**What is being asked**
Only the lines that contain the string "icon" belong in the answer; pull them from the records.

**Records for this exercise**
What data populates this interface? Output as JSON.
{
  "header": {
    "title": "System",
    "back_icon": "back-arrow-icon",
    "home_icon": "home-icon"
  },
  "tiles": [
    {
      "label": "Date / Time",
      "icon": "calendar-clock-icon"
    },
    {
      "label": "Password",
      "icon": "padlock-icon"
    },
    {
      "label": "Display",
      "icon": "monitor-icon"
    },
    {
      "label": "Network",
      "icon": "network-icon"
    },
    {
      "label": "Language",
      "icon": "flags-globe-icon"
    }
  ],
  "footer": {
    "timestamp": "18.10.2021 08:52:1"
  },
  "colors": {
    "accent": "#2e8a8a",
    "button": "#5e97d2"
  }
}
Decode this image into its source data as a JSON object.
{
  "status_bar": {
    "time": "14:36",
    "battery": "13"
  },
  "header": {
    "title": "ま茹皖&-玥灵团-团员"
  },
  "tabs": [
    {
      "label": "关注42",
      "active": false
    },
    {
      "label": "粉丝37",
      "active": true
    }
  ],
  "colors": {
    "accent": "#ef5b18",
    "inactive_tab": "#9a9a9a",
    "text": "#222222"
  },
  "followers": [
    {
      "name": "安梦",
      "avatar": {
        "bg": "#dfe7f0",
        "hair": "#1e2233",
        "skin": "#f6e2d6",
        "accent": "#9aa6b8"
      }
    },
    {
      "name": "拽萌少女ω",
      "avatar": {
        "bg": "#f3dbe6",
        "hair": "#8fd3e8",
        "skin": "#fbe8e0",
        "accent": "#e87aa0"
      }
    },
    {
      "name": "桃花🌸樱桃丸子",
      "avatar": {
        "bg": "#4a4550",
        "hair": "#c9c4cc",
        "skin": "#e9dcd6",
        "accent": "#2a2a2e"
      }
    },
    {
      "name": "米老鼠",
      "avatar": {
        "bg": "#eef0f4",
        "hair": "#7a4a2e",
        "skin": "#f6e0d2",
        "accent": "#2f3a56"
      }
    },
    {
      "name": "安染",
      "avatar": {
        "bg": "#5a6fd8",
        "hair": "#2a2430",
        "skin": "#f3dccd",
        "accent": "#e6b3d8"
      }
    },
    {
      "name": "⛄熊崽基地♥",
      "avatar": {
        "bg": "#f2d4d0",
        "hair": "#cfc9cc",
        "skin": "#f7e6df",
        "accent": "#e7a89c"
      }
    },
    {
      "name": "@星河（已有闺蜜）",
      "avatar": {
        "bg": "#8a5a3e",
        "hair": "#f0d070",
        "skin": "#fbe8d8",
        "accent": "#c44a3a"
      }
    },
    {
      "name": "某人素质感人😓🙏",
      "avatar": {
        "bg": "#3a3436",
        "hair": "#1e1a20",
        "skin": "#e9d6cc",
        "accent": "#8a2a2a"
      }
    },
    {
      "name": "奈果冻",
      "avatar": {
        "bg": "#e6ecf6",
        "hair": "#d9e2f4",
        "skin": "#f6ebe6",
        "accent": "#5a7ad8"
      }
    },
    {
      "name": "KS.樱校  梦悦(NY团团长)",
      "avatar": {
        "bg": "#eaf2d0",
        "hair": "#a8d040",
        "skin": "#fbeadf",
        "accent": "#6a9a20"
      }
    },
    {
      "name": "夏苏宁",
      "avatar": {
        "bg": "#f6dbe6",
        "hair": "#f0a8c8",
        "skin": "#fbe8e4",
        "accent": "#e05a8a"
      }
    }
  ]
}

**Solution below**
    "back_icon": "back-arrow-icon",
    "home_icon": "home-icon"
      "icon": "calendar-clock-icon"
      "icon": "padlock-icon"
      "icon": "monitor-icon"
      "icon": "network-icon"
      "icon": "flags-globe-icon"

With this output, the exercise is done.